My last column asked the question ‘Who killed Mumbai’s real estate?’ When I highlighted the scale of distortion that the proliferation of slums had caused, many readers asked me on Twitter and Linkedin about the possibility of real estate reviving in the city again.
The short and long answer to that is: Never. That’s because real estate cannot legitimately thrive in a city that has collapsed. Cities rise and crumble over a period of time but there comes an inflection point beyond which there is little scope of redemption. That year is 2019-20.
From this year onwards, the wealth of the powerful municipal corporation will wilt sharply. The annual revenues of Brihanmumbai Municipal Corporation (BMC) will probably remain in the vicinity of Rs 25,000 crore but that will mean nothing for the city. BMC’s finances from this year onwards will primarily be used to pay its employees.
Now, BMC has long been an organisation that loves its employees. How else does one explain that its chief engineers get a salary almost on par with the President of India?
Besides, it uses the practice ‘overtime pay’ to the hilt, routinely allowing even a driver to earn even more than the Municipal Commissioner.
This year, expenses will skyrocket. That’s because, after the implementation of the 7th Pay Commission, salaries and wages account for a whopping 76 percent of revenues (like BSNL). This ratio was less than 50 percent four years ago.

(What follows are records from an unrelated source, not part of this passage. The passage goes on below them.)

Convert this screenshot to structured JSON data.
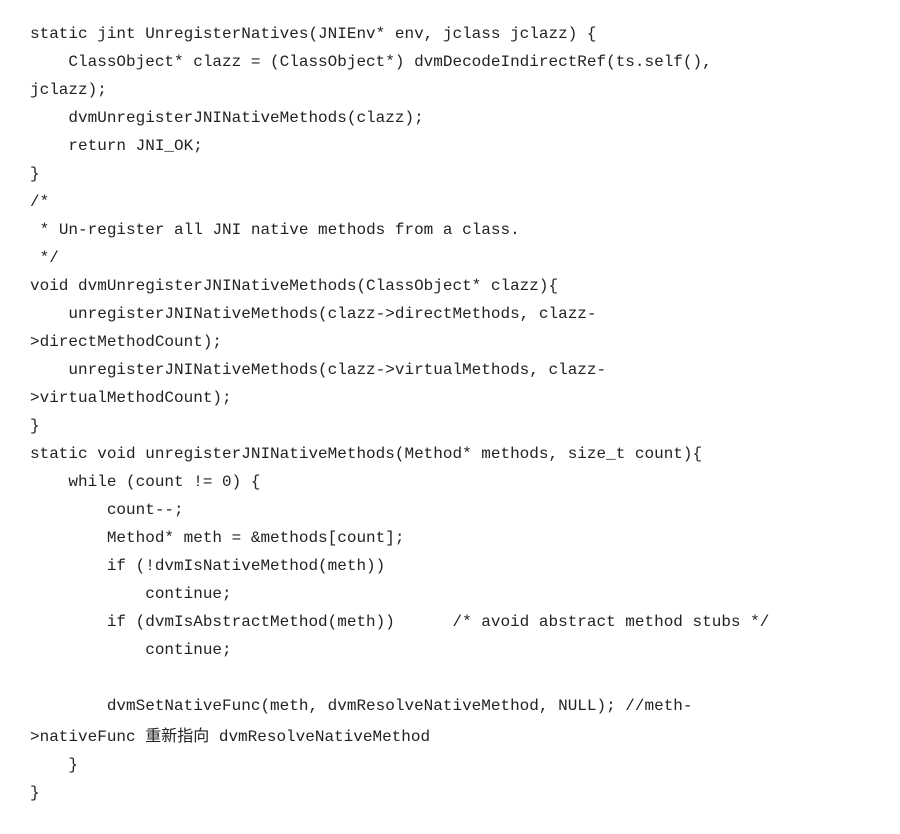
{
  "code": {
    "lines": [
      "static jint UnregisterNatives(JNIEnv* env, jclass jclazz) {",
      "    ClassObject* clazz = (ClassObject*) dvmDecodeIndirectRef(ts.self(),",
      "jclazz);",
      "    dvmUnregisterJNINativeMethods(clazz);",
      "    return JNI_OK;",
      "}",
      "/*",
      " * Un-register all JNI native methods from a class.",
      " */",
      "void dvmUnregisterJNINativeMethods(ClassObject* clazz){",
      "    unregisterJNINativeMethods(clazz->directMethods, clazz-",
      ">directMethodCount);",
      "    unregisterJNINativeMethods(clazz->virtualMethods, clazz-",
      ">virtualMethodCount);",
      "}",
      "static void unregisterJNINativeMethods(Method* methods, size_t count){",
      "    while (count != 0) {",
      "        count--;",
      "        Method* meth = &methods[count];",
      "        if (!dvmIsNativeMethod(meth))",
      "            continue;",
      "        if (dvmIsAbstractMethod(meth))      /* avoid abstract method stubs */",
      "            continue;",
      "",
      "        dvmSetNativeFunc(meth, dvmResolveNativeMethod, NULL); //meth-",
      ">nativeFunc 重新指向 dvmResolveNativeMethod",
      "    }",
      "}"
    ]
  }
}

The ratio may even worsen further as revenues stagnate or fall. That’s because the two biggest sources of income — property taxes and development charges — are under severe threat.
Property tax revenue is generally around 20-25 percent of total revenues but that will in all likelihood fall given the political promises of its waiver for homes below the size of 500 square feet. Development charges – the various premiums taken from builders are under stress as inventory piles on and builders refrain from new construction. I have no sympathy in this regard as no organised player has been as responsible for unaffordable real estate as much as the government and municipal body.
Redevelopment advisor and expert Nayan Dedhia points out that often a whopping 30-42 percent of a project cost goes towards taxes (state and central), levies and premium charges. Note that two-third of the projects in the land-starved city are towards redevelopment. This excludes the premium paid for ‘smoother clearance’ of files which ranges anywhere between Rs 350/square feet to Rs 1,000/square feet.
Prices are still too high
There are some who argue that as the financing environment improves even the real estate market will revive. Others point out the upcoming connectivity due to the Mumbai Metro. I hate to break this optimism but all evidence suggests that the real estate market was weak even when financing was easier. Connectivity with the Metro construction is a positive when it gets completed (and politics may still hurt it) but it is likely to normalise prices across the city rather than provide highs and lows to locations based on their current connectivity.
The bottom line in Mumbai’s real estate is this: Prices are yet too high and the prime reason for high prices is the state and municipal body. Tough financing is only a peripheral factor in the stalling of 6,000 redevelopment projects. Most of them are stalled due to unviability and many more will join the list going forward as well.
The disdain with which authorities view end-buyers is best demonstrated in their approach to the Ready Reckoner Rate. RRR has two uses – 1) When a builder goes to buy premiums from the BMC – its pricing is derived on the basis of a percentage of RRR. 2) When a buyer buys a flat from a builder then he pays a stamp duty and that has a relation to the RRR. Higher the ready reckoner rate – greater is the amount that builders have to pay for construction and greater is the amount of stamp duty that consumers pay while purchasing a flat. Both result in a higher purchase price for the flat and have caused enormous demand destruction. Such is the level of delusion in the minds of authorities that today most areas have an RRR higher than the market price. The market price may fall but RRR rarely ever does. Example: Lower Parel had RRR in 2013 of Rs 2,81,900/square metre. Despite keeping it unchanged for the last two years – its current RRR is 43 percent higher than 2013 levels even as market prices remain largely unchanged in the last 6 years.
What next? One option for the corporation is to slash charges on real estate heavily and hope that demand for redevelopment will kick in again on account of financial viability. That has many complications with regards to the inventory of existing projects that are complete but remain unsold. This is a high-risk option and may hit the BMC’s already precarious position which will force it to cut municipal services.
Second option: It trims its own expenses and resorts to austerity. This will mean trimming expenses leading to weaker municipal services and a poorer standard of living for the city. Which municipal services will be impacted more or less is debatable but what is certain is that in both the scenarios there is likely to be a cut in municipal services to the residents. In that scenario – why will there be demand for a long-term commitment like real estate purchase? Investors left the market seeing no returns and end-buyers are not entering the market seeing no value.
There are enough worthy battles to be fought in the world of real estate. Mumbai’s real estate is not one of them. It’s time to make it official and take it from the ICU to the morgue.